Air Conditioning and Changing Populations
As Arsenault points out, the spread of air conditioning in the South coincides with rapid population growth in the region. From 1930 to the early 1980s, the population density of the South actually doubled.
Looking at the entire Sunbelt, which includes both the Southeastern and Southwestern U.S., also shows how air conditioning has impacted population. According to an article in The Atlantic, “Keepin’ It Cool: How the Air Conditioner Made Modern America,” as of 1950, twenty-eight percent of the US population lived in the Sunbelt. But thanks to much higher-than-average population growth, as of 2000, forty percent of Americans live in those hot regions.
Arsenault explains that the major reason for this increase is migration. In other words, air conditioning made the South a more attractive place for people to live and work. Prior to 1950, people were leaving the South by the millions. But by the 1960s, the number of people moving into the South was actually greater than the number moving out.
In addition to increasing migration into the South, air conditioning also helped grow the population in another way—by keeping people healthy and living longer. Before air conditioning, according to Arsenault, the mortality rate in the South was much higher than the rest of the country.
But over the course of the 20th century, the South’s mortality rate got closer and closer to the national average. Air conditioning has helped decrease the infant mortality rate, increase the lifespans of people with cardiovascular and respiratory diseases, and decrease the spread of diseases carried by mosquitos. It has literally saved millions of lives!
The New South
As the century went on and air conditioning became more common, even more people and businesses moved into the South from other parts of the country. This affected Southern culture and the economy, helping to build the New South we know and love today.
Thanks to air conditioning, people from all over the country moved to the South, bringing their diverse backgrounds, beliefs, and cultures with them. As a result, the South became less isolated and more connected with the rest of America.
Businesses came to the South as a result of air conditioning as well. Studies from the U.S. and all over the world have found what plenty of Southerners already knew—heat decreases worker productivity, while air conditioning increases it.
With the advent of air conditioning, companies no longer needed to fear that Southern factories would essentially shut down in the summer. This led to the industrialization of the South—the big shift from an agriculturally based economy to one driven by manufacturing and commercial businesses.
As a result of all these new, modern jobs, the per capita income of the South grew rapidly. According to Arsenault, in 1930, the per capita income in the South was only 52% of the national average. But by the early 1980s, that had jumped to 90%.

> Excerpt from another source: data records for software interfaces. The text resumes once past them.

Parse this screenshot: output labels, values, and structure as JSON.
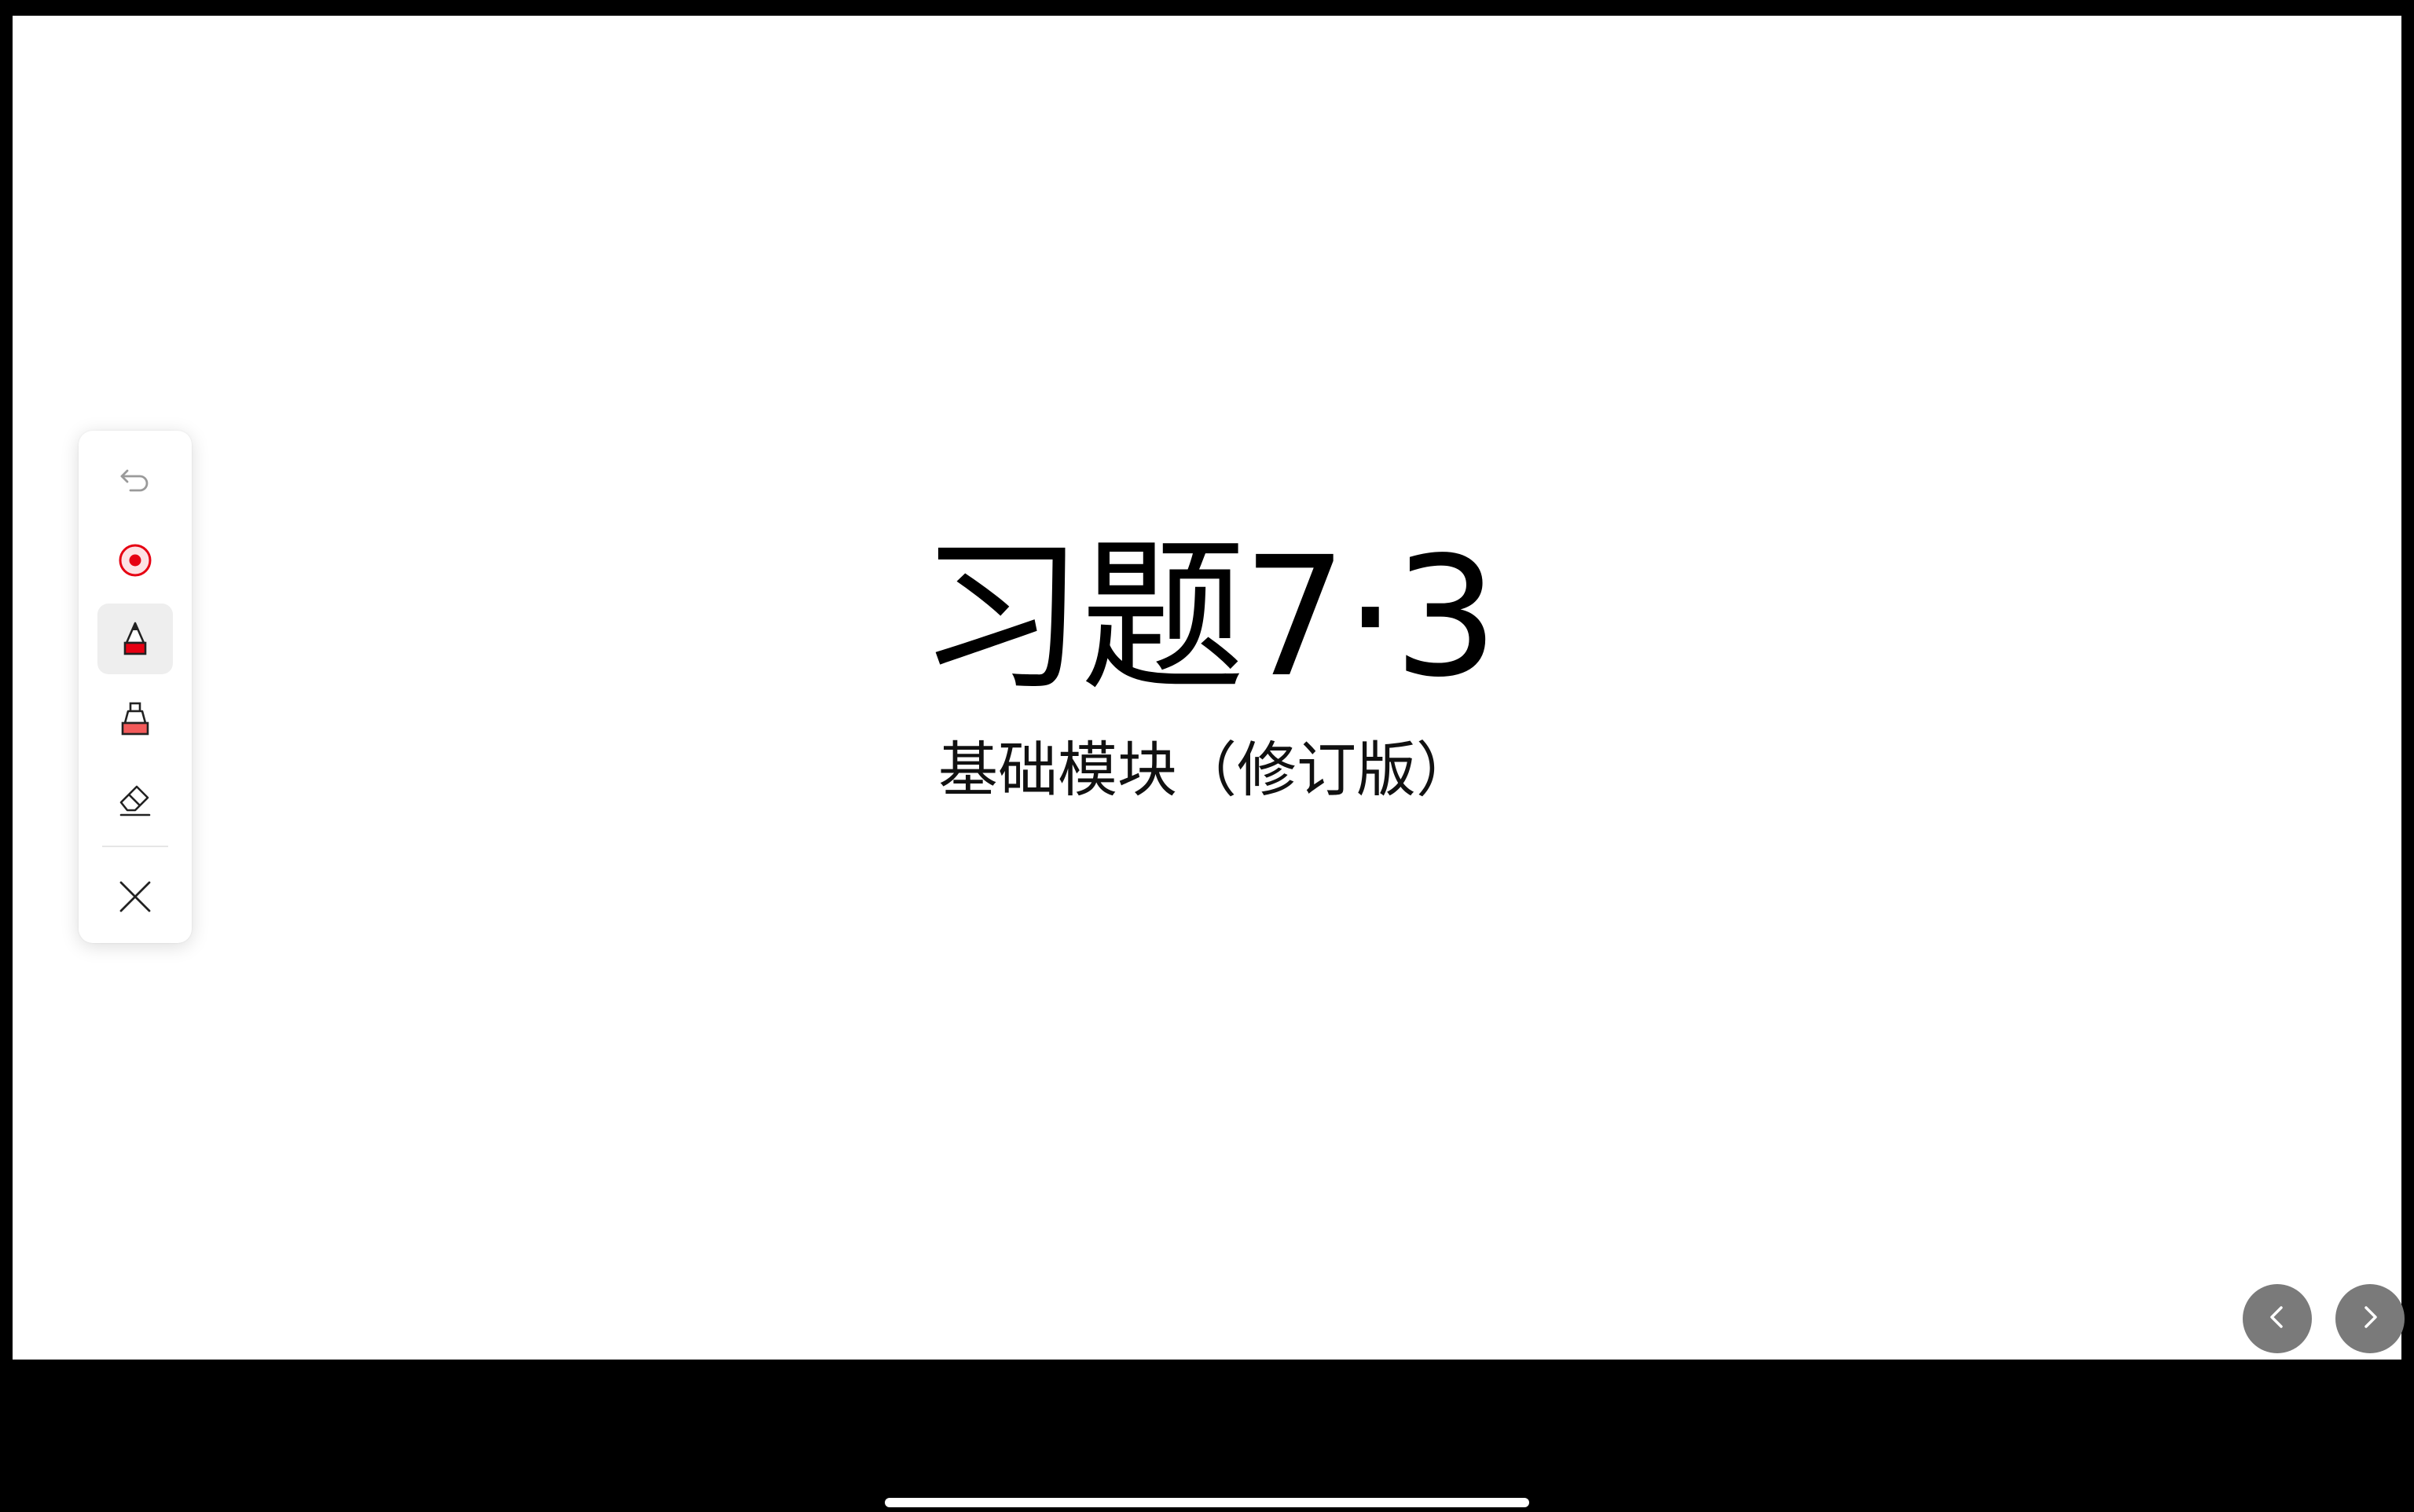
{
  "slide": {
    "title": "习题7·3",
    "subtitle": "基础模块（修订版）"
  },
  "toolbar": {
    "tools": [
      {
        "name": "undo",
        "icon": "undo-icon",
        "state": "disabled"
      },
      {
        "name": "laser-pointer",
        "icon": "laser-pointer-icon"
      },
      {
        "name": "pen",
        "icon": "pen-icon",
        "state": "selected"
      },
      {
        "name": "highlighter",
        "icon": "highlighter-icon"
      },
      {
        "name": "eraser",
        "icon": "eraser-icon"
      },
      {
        "name": "close",
        "icon": "close-icon"
      }
    ]
  },
  "navigation": {
    "previous_icon": "chevron-left-icon",
    "next_icon": "chevron-right-icon"
  },
  "colors": {
    "accent_red": "#e60012",
    "nav_button": "#7a7a7a",
    "screen_background": "#000000",
    "slide_background": "#ffffff"
  }
}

Ultimately, all these changes—a growing population, increasing industrialization—led to another big change that’s a key element of the New South. More people in the South today live in cities than ever before. In fact, according to the U.S. Census Bureau, today 10 of the 15 fastest-growing cities in America are located in the South.
And now you know—it’s all thanks to air conditioning!